Starlink internet will be provided worldwide, excluding both poles, within the next two months, Starlink and SpaceX chief Elon Musk said during the Mobile World Congress.
The Tesla CEO highlighted that Starlink will be able to launch satellites into orbit, while promising to deliver high-speed broadband internet to as many users as possible.
Musk broke the news during his keynote delivered virtually at the Mobile World Congress, adding that the company has already reached the strategically notable number of 69,420 active users.
The company aims to have 500,000 users within 12 months.
Starlink internet consumers will connect using small satellite receivers, dubbed Dishy McFlatFace, priced at $500. However, Musk said terminals cost more than $1,000.
Meanwhile, “OneWeb” Starlink’s competitor announced, in parallel, that they have completed their first-generation constellation of 648 satellites.
The billionaire entrepreneur also revealed that the company has made two partnerships with “major country” telecommunications companies, as Starlink already launched about 1,800 satellites into orbit and hopes to have 12,000 in the sky by 2026.
Starlink started a UK trial of its services back in January after Ofcom, UK’s communications regulator, granted it a license in November last year.
As for the company’s competitors, OneWeb, partly UK taxpayer owned, has 218 satellites in low Earth orbit and is due to launch a further 36 on Thursday.
However, OneWeb failed to determine a precise deadline as to when they will be able to offer internet services, merely labelling the kickoff of its operations as “soon and covering latitudes above 50 degrees north.”

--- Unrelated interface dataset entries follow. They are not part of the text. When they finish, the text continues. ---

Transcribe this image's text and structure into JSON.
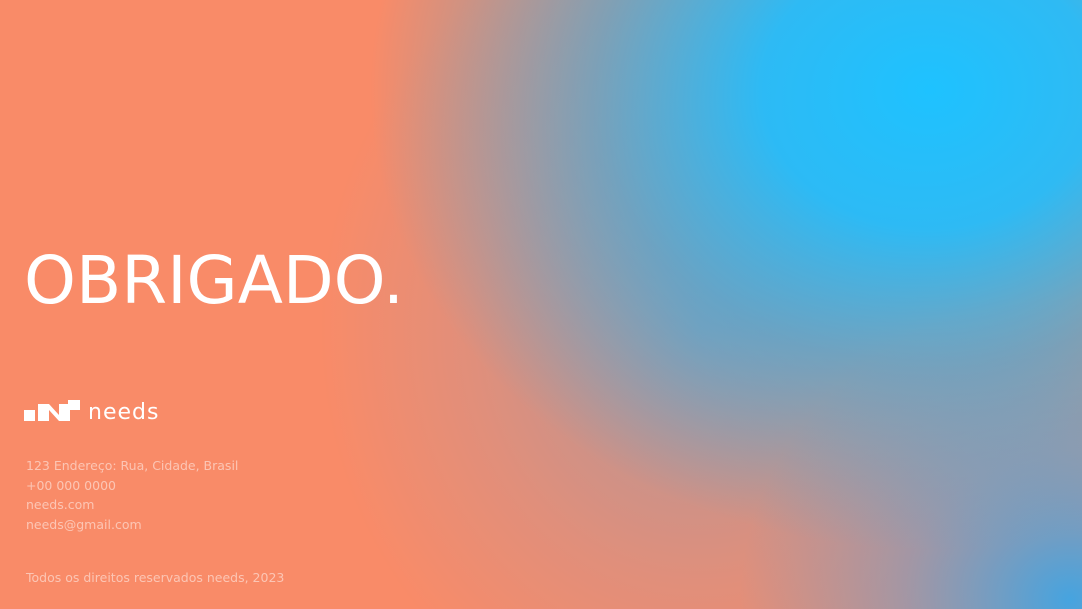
{
  "slide": {
    "title": "OBRIGADO.",
    "brand": {
      "name": "needs",
      "logo_icon": "needs-logo-mark"
    },
    "contact": {
      "address": "123 Endereço: Rua, Cidade, Brasil",
      "phone": "+00 000 0000",
      "website": "needs.com",
      "email": "needs@gmail.com"
    },
    "footer": "Todos os direitos reservados needs, 2023"
  },
  "colors": {
    "coral": "#f98b68",
    "sky_blue": "#1ec2ff",
    "text": "#ffffff"
  }
}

e-Commerce giant Amazon also intends to join in on the sector, as it unveiled a pattern of low Earth-orbit satellites to provide broadband access to remote areas.
However, these satellite programs have drawn concerns from the scientists, who claim that their excess presence in the sky may result in light pollution as these satellites can disrupt the naked eye looking upwards as well as observations conducted by professional telescopes.
Last March a study by The Royal Astronomical Society revealed that light pollution from satellites can increase the natural sky brightness by 10 percent — a threshold that the International Astronomical Union (IAU) warned in 1979 was too high for astronomical observatories — when overhead.
SpaceX responded to some of these concerns by attempting to reduce the reflectivity of its Starlink satellites.
However, last year, researched from the Vera C. Rubin Observatory based in Chile found that darker satellite models are dimmer than its predecessors by about one full magnitude — down to magnitude 6.1, right at the threshold of naked-eye observation.